- Try it -
Each line of the entries below that holds "chevron" is needed, copied in full.

[Data section]

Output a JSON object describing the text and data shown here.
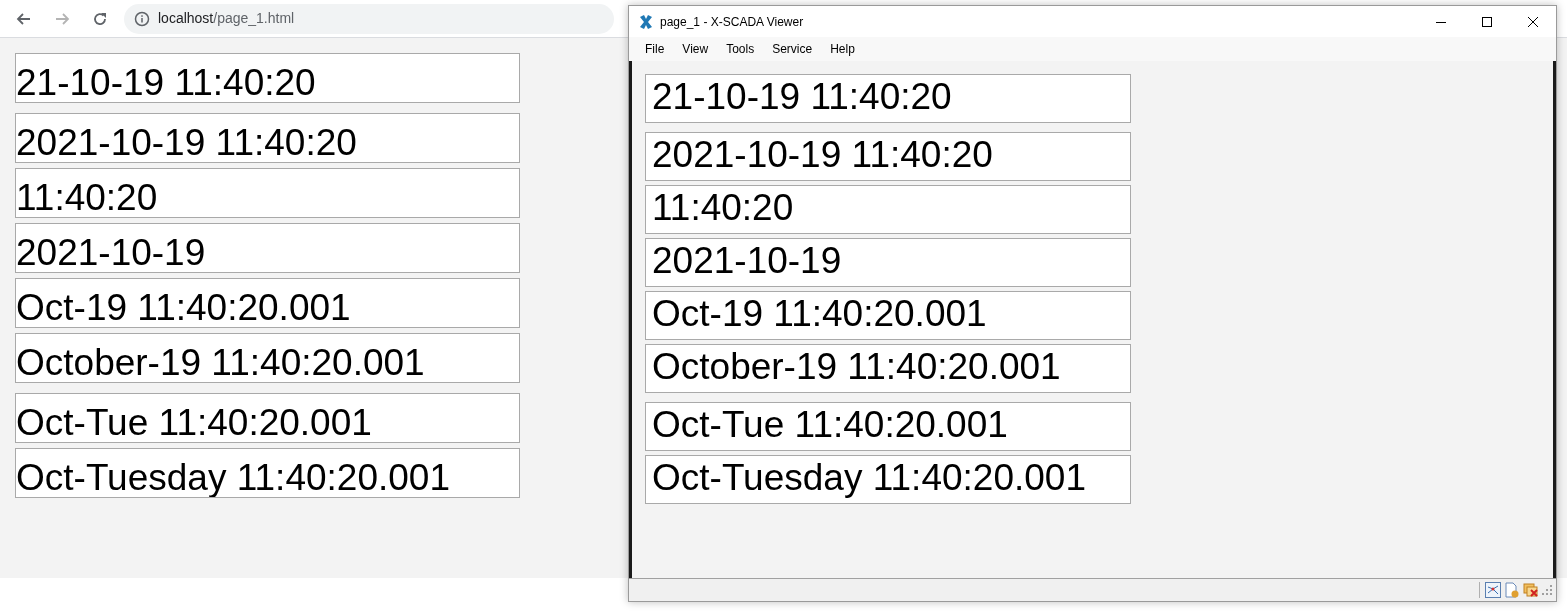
{
  "browser": {
    "nav": [
      {
        "kind": "back",
        "disabled": false
      },
      {
        "kind": "forward",
        "disabled": true
      },
      {
        "kind": "reload",
        "disabled": false
      }
    ],
    "address": {
      "host": "localhost",
      "path": "/page_1.html"
    }
  },
  "page_fields": [
    "21-10-19 11:40:20",
    "2021-10-19 11:40:20",
    "11:40:20",
    "2021-10-19",
    "Oct-19 11:40:20.001",
    "October-19 11:40:20.001",
    "Oct-Tue 11:40:20.001",
    "Oct-Tuesday 11:40:20.001"
  ],
  "viewer": {
    "title": "page_1 - X-SCADA Viewer",
    "menu": [
      "File",
      "View",
      "Tools",
      "Service",
      "Help"
    ],
    "fields": [
      "21-10-19 11:40:20",
      "2021-10-19 11:40:20",
      "11:40:20",
      "2021-10-19",
      "Oct-19 11:40:20.001",
      "October-19 11:40:20.001",
      "Oct-Tue 11:40:20.001",
      "Oct-Tuesday 11:40:20.001"
    ]
  }
}
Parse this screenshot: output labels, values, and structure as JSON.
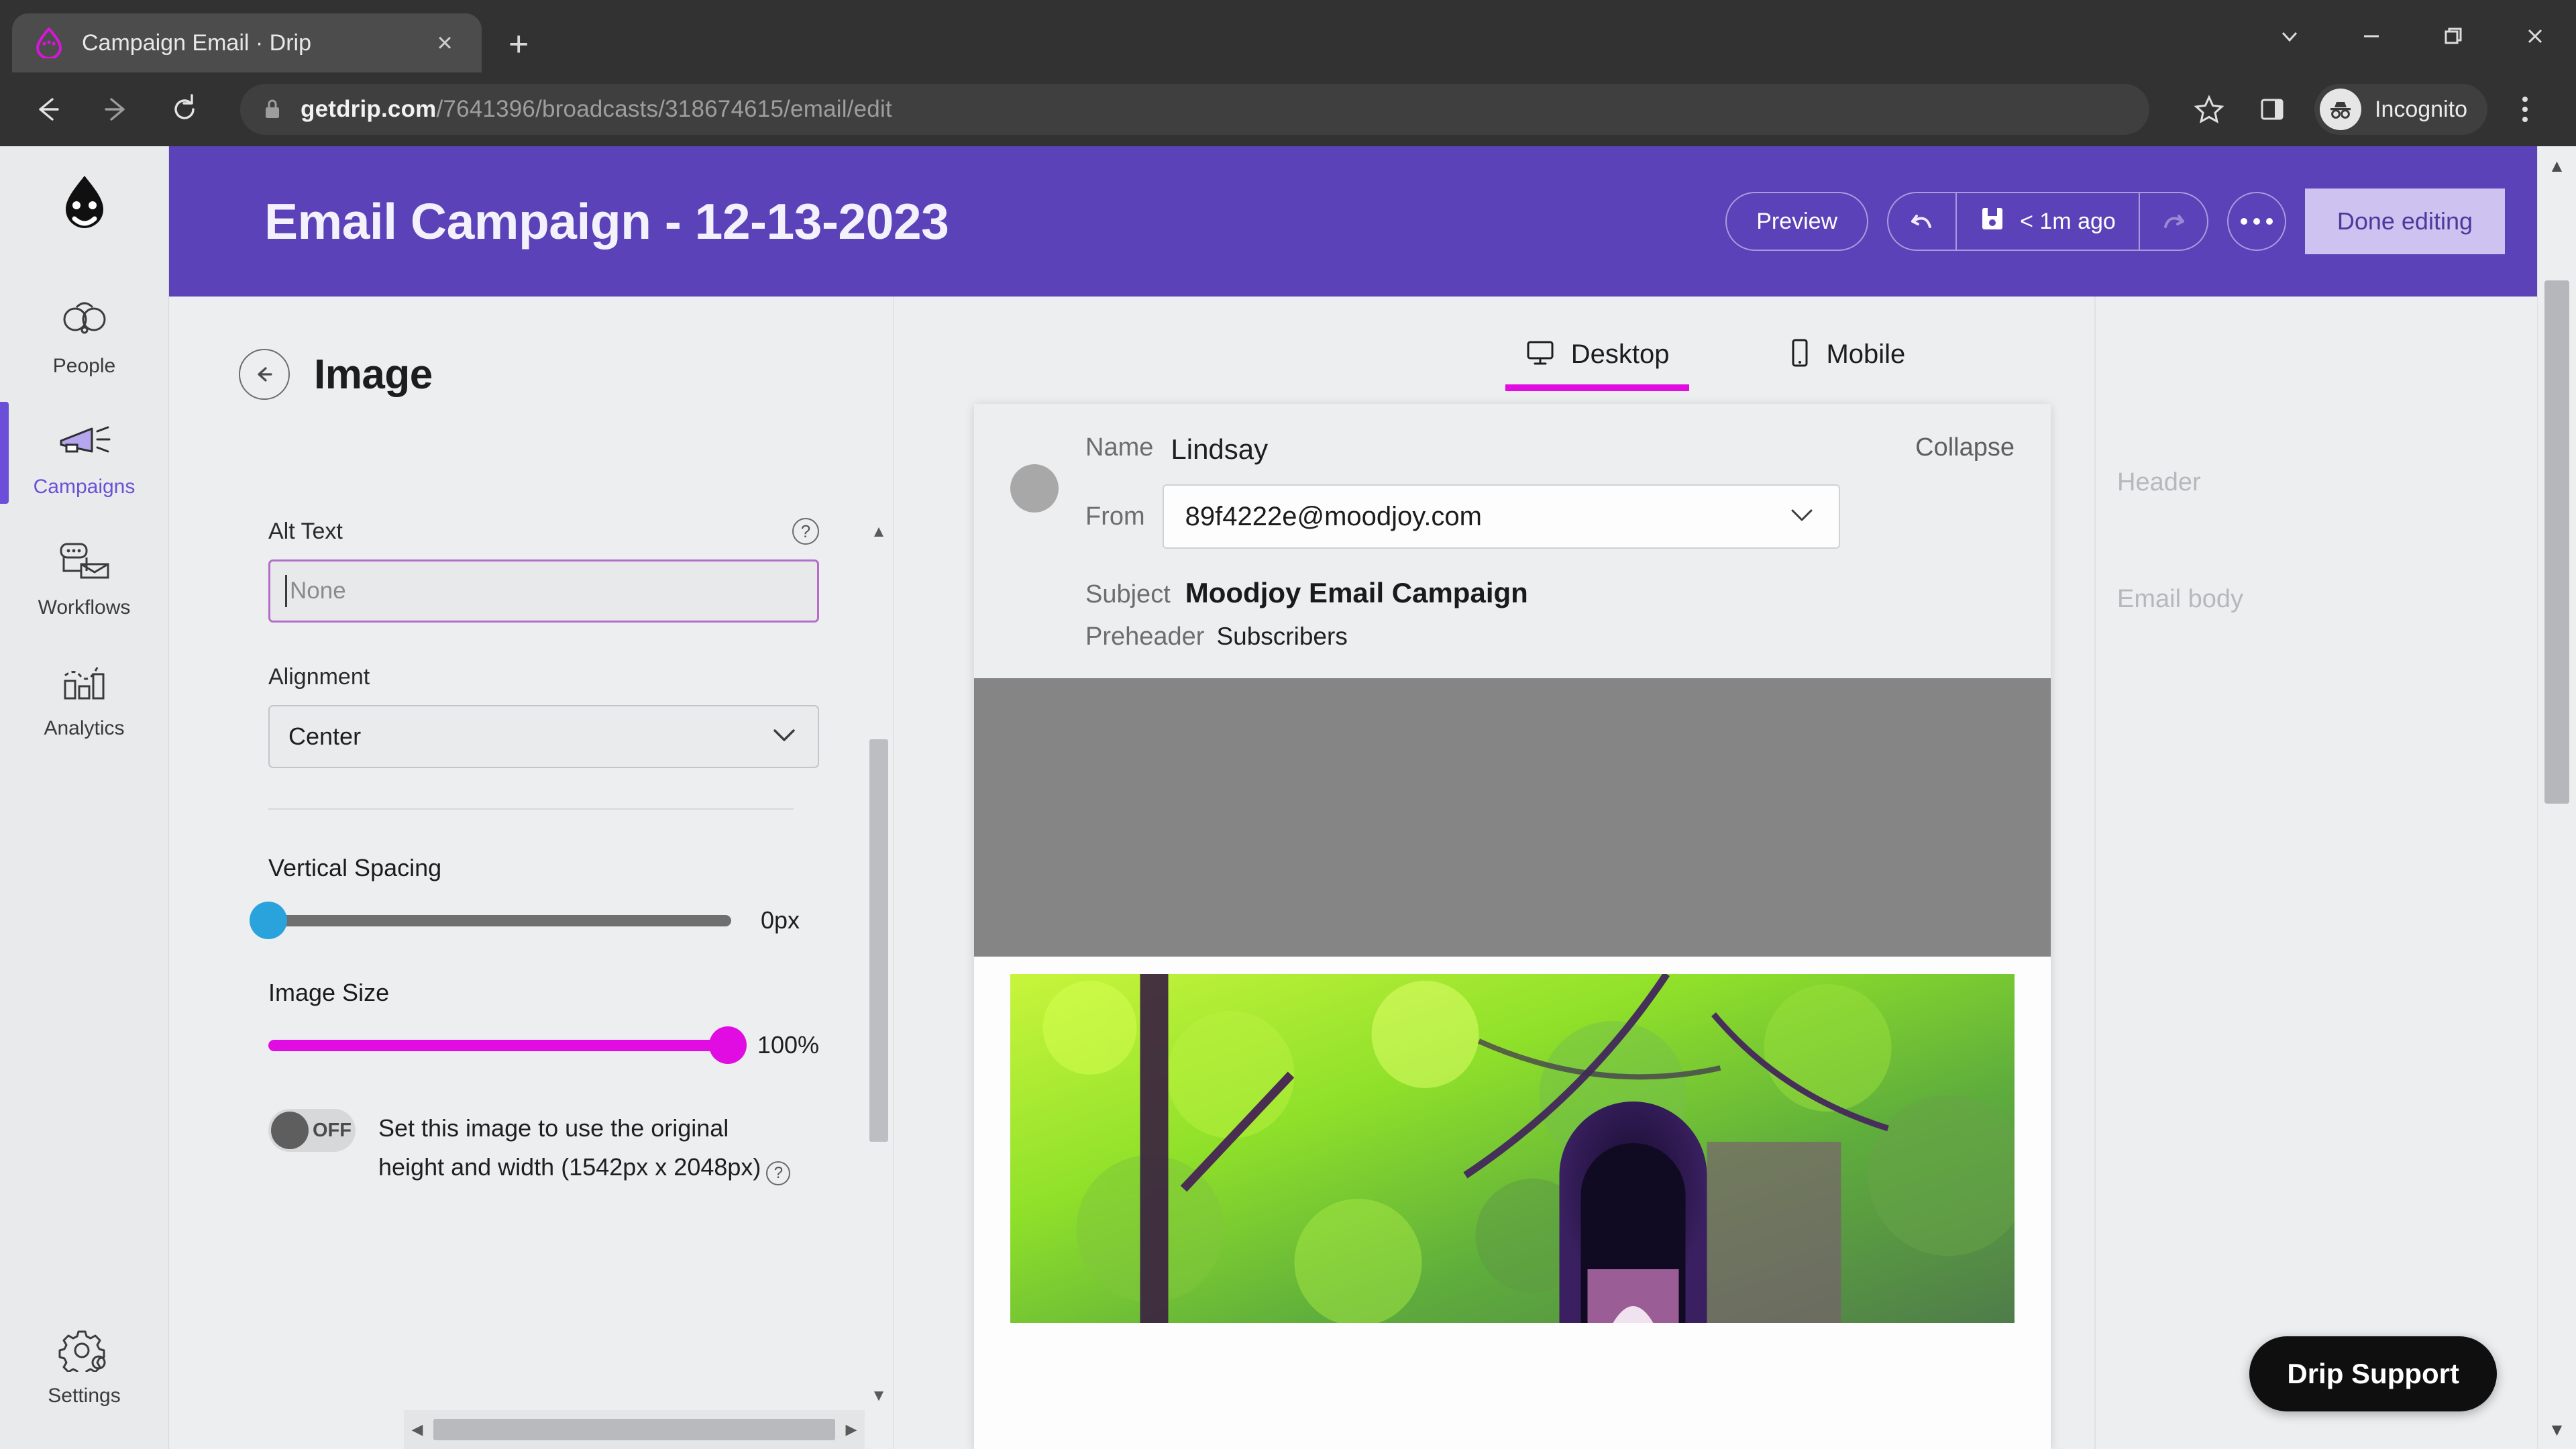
{
  "browser": {
    "tab": {
      "title": "Campaign Email · Drip",
      "favicon": "drip-logo-icon",
      "close": "×"
    },
    "new_tab_label": "+",
    "window_controls": [
      "chevron-down",
      "minimize",
      "restore",
      "close"
    ],
    "nav": {
      "back": "←",
      "forward": "→",
      "reload": "⟳"
    },
    "url_domain": "getdrip.com",
    "url_path": "/7641396/broadcasts/318674615/email/edit",
    "profile_label": "Incognito",
    "icons": {
      "lock": "lock-icon",
      "star": "star-icon",
      "side_panel": "side-panel-icon",
      "menu": "kebab-menu-icon"
    }
  },
  "sidebar": {
    "logo": "drip-face-logo",
    "items": [
      {
        "label": "People",
        "icon": "people-icon",
        "active": false
      },
      {
        "label": "Campaigns",
        "icon": "megaphone-icon",
        "active": true
      },
      {
        "label": "Workflows",
        "icon": "workflow-icon",
        "active": false
      },
      {
        "label": "Analytics",
        "icon": "bar-chart-icon",
        "active": false
      }
    ],
    "bottom_item": {
      "label": "Settings",
      "icon": "gears-icon"
    },
    "active_color": "#6c4fd8"
  },
  "header": {
    "title": "Email Campaign - 12-13-2023",
    "preview_label": "Preview",
    "undo_icon": "undo-arrow-icon",
    "save_icon": "floppy-disk-icon",
    "save_status": "< 1m ago",
    "redo_icon": "redo-arrow-icon",
    "more_label": "•••",
    "done_label": "Done editing",
    "bg_color": "#5b42b8",
    "done_bg": "#cdc2f0",
    "done_text_color": "#4b3a9c"
  },
  "panel": {
    "back_icon": "back-arrow-icon",
    "title": "Image",
    "alt_text": {
      "label": "Alt Text",
      "placeholder": "None",
      "value": "",
      "help": "?",
      "focused": true
    },
    "alignment": {
      "label": "Alignment",
      "value": "Center",
      "chevron": "chevron-down-icon"
    },
    "vertical_spacing": {
      "label": "Vertical Spacing",
      "value": "0px",
      "percent": 0,
      "knob_color": "#2aa3dd",
      "track_color": "#6f6f6f"
    },
    "image_size": {
      "label": "Image Size",
      "value": "100%",
      "percent": 100,
      "knob_color": "#e10ce1",
      "track_color": "#e10ce1"
    },
    "original_size_toggle": {
      "state": "OFF",
      "text_line1": "Set this image to use the original",
      "text_line2": "height and width (1542px x 2048px)",
      "help": "?"
    },
    "scroll_arrows": {
      "up": "▲",
      "down": "▼",
      "left": "◀",
      "right": "▶"
    }
  },
  "preview": {
    "tabs": [
      {
        "label": "Desktop",
        "icon": "monitor-icon",
        "active": true
      },
      {
        "label": "Mobile",
        "icon": "phone-icon",
        "active": false
      }
    ],
    "active_underline_color": "#e10ce1",
    "email": {
      "name_label": "Name",
      "name_value": "Lindsay",
      "collapse_label": "Collapse",
      "from_label": "From",
      "from_value": "89f4222e@moodjoy.com",
      "from_chevron": "chevron-down-icon",
      "subject_label": "Subject",
      "subject_value": "Moodjoy Email Campaign",
      "preheader_label": "Preheader",
      "preheader_value": "Subscribers"
    },
    "region_labels": [
      {
        "label": "Header"
      },
      {
        "label": "Email body"
      }
    ]
  },
  "support": {
    "label": "Drip Support"
  }
}
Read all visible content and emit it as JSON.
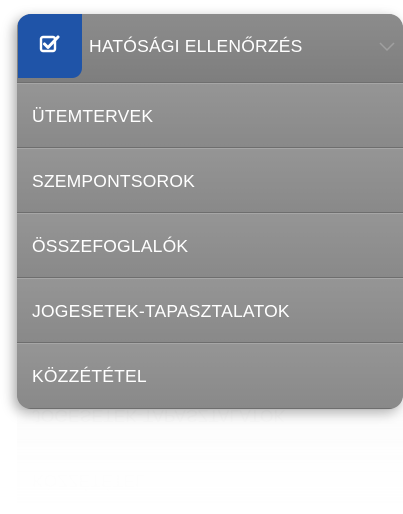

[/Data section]

- Written answer -
      "chevron-down",
      "chevron": "chevron-down-icon"
      "from_chevron": "chevron-down-icon",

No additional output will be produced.